SUPPLIED MATERIAL section start

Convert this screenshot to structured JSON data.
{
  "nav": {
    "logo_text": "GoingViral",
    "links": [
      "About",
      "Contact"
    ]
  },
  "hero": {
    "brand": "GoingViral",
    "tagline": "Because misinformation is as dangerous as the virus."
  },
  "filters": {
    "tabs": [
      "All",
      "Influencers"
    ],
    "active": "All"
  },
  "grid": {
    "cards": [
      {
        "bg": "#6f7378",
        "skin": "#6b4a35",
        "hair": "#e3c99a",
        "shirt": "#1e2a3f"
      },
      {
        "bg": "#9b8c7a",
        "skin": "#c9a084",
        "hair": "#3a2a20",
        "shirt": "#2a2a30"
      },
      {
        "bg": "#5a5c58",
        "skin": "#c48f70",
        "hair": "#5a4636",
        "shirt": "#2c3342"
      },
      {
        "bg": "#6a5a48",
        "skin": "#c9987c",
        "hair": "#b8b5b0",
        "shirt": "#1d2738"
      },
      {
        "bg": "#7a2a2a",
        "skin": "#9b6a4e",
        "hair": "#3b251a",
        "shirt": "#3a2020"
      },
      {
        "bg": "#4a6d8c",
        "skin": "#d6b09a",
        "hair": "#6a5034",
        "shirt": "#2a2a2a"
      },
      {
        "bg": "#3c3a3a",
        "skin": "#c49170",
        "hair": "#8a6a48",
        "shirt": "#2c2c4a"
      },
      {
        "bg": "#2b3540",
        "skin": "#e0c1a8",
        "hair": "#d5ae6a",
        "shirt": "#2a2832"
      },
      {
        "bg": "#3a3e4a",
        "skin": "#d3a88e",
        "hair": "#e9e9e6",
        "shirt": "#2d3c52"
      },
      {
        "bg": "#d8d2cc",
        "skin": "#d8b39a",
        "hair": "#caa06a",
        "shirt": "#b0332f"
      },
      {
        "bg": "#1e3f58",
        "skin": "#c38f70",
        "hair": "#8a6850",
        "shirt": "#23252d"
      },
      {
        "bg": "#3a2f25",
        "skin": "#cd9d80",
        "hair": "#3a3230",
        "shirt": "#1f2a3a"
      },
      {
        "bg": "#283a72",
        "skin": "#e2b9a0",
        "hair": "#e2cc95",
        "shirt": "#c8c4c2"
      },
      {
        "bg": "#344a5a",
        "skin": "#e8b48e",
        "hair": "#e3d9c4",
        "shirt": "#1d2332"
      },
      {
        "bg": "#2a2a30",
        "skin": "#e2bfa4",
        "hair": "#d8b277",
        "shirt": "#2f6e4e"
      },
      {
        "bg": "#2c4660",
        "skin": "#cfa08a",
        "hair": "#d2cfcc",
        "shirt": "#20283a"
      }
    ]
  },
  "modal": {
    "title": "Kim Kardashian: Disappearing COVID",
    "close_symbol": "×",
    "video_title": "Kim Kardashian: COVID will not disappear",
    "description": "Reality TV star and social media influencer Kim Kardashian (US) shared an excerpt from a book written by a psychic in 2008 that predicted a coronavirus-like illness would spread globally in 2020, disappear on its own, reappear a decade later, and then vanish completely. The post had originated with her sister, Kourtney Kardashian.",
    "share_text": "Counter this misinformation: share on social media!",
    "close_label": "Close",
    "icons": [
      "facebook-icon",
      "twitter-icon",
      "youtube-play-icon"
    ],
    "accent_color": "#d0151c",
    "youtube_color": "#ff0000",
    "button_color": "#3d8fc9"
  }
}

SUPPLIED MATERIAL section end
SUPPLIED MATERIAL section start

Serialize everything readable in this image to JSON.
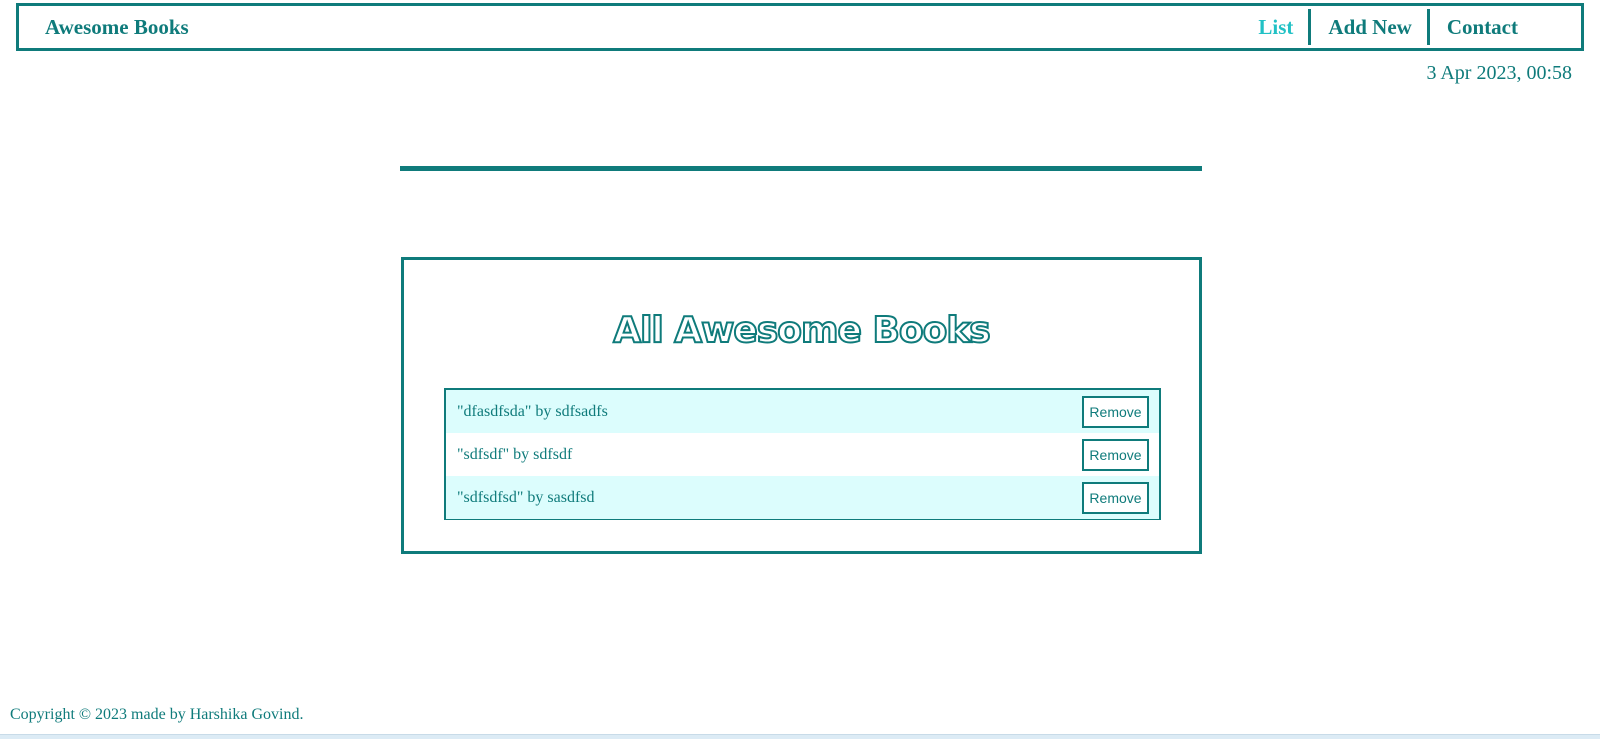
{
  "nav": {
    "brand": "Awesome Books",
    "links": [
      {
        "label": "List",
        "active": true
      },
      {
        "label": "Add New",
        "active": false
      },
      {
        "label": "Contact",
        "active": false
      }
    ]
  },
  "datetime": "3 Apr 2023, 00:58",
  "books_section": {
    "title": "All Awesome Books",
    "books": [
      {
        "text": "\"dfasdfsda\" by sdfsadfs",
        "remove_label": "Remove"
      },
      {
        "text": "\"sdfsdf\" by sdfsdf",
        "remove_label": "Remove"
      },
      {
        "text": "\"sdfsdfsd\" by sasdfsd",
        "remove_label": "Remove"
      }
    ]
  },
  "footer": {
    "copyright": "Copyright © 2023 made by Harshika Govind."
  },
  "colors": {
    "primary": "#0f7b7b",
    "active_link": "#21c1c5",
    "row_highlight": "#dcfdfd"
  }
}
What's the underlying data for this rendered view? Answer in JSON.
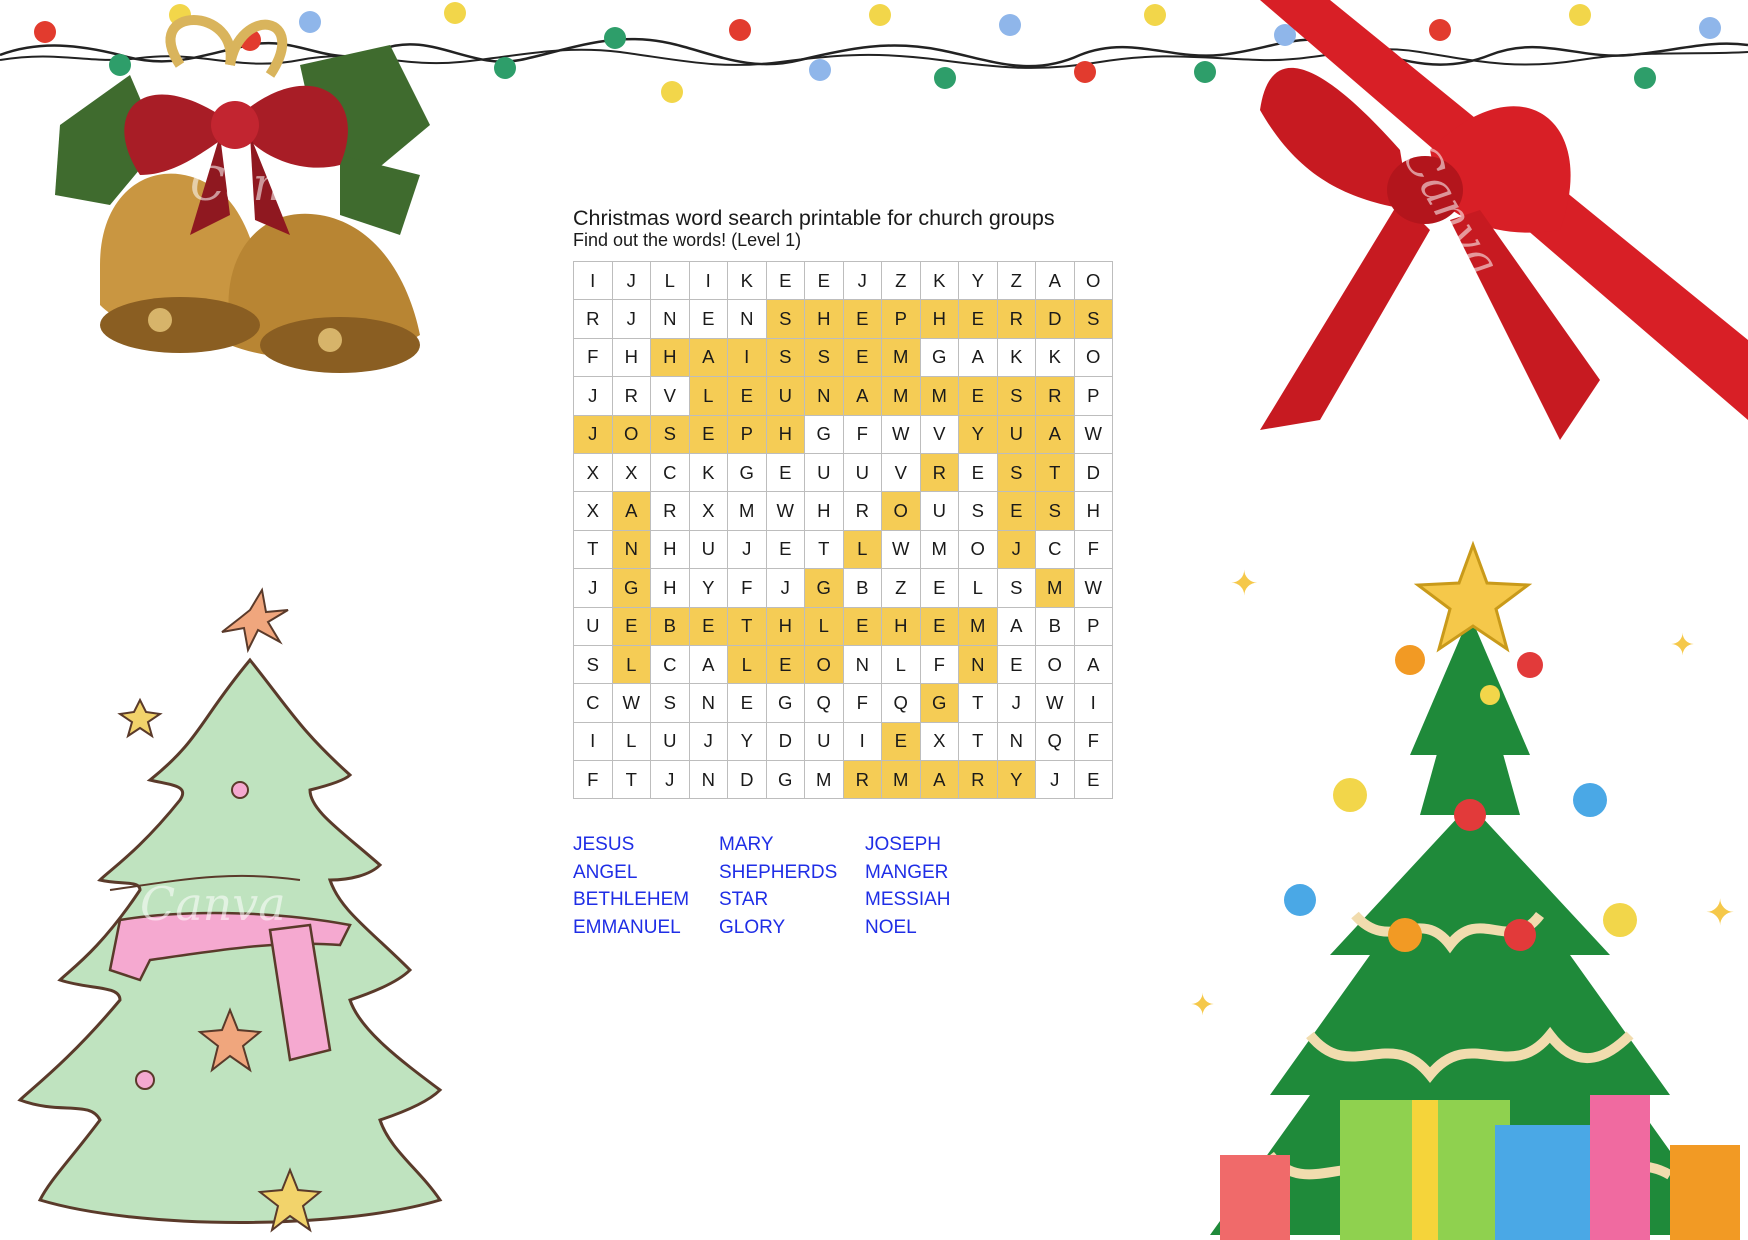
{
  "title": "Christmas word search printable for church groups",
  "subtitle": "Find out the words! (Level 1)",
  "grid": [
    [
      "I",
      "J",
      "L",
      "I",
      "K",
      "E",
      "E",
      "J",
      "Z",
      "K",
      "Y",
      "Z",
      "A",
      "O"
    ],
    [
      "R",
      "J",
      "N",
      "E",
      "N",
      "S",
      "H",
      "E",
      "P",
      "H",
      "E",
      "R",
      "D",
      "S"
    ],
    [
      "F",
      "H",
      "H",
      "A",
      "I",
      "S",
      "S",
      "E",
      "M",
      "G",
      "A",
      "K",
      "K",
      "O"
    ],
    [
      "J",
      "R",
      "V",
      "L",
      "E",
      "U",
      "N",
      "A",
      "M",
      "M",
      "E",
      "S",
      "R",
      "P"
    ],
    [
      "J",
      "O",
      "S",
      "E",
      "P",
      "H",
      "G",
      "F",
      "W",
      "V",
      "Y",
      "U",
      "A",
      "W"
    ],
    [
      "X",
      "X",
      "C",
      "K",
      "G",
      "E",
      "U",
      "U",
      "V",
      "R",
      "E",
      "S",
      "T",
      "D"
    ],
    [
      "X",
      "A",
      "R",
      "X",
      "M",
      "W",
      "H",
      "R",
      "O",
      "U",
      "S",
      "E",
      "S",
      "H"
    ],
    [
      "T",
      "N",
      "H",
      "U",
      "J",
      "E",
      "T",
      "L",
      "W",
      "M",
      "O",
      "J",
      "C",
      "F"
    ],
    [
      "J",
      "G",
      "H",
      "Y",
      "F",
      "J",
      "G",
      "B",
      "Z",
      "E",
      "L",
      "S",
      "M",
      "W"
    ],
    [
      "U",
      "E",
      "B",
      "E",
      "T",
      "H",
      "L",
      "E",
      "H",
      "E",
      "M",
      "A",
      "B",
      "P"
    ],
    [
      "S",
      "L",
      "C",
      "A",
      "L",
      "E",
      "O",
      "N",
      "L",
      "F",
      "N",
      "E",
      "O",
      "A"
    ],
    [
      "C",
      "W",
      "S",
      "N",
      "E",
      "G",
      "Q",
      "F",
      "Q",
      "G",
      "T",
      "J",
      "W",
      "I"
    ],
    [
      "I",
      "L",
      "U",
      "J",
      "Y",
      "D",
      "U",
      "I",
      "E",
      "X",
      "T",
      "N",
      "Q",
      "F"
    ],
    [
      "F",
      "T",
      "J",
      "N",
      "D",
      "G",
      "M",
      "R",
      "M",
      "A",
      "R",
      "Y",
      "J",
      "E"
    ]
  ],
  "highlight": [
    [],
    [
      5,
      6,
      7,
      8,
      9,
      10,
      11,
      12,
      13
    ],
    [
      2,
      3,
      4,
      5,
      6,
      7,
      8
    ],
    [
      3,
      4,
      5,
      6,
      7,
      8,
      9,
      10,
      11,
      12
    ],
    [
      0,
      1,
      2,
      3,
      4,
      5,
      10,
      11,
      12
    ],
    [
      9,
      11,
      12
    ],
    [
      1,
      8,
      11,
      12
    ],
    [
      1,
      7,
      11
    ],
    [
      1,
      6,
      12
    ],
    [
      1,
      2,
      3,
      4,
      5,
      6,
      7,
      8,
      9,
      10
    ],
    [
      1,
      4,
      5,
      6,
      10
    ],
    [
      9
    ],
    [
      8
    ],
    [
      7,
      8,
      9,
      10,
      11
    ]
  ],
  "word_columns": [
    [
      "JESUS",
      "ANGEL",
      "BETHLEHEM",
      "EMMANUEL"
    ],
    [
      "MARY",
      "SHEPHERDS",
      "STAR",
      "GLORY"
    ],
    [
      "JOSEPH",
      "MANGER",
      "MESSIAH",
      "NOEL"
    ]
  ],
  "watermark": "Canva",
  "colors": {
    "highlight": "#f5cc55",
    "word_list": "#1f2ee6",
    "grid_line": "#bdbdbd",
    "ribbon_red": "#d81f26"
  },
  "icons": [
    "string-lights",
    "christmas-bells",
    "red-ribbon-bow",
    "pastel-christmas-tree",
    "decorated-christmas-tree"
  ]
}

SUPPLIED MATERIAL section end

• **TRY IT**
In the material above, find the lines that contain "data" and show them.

• **YOUR SOLUTION**
Convert this screenshot to structured JSON data.
What's the underlying data for this rendered view? Answer in JSON.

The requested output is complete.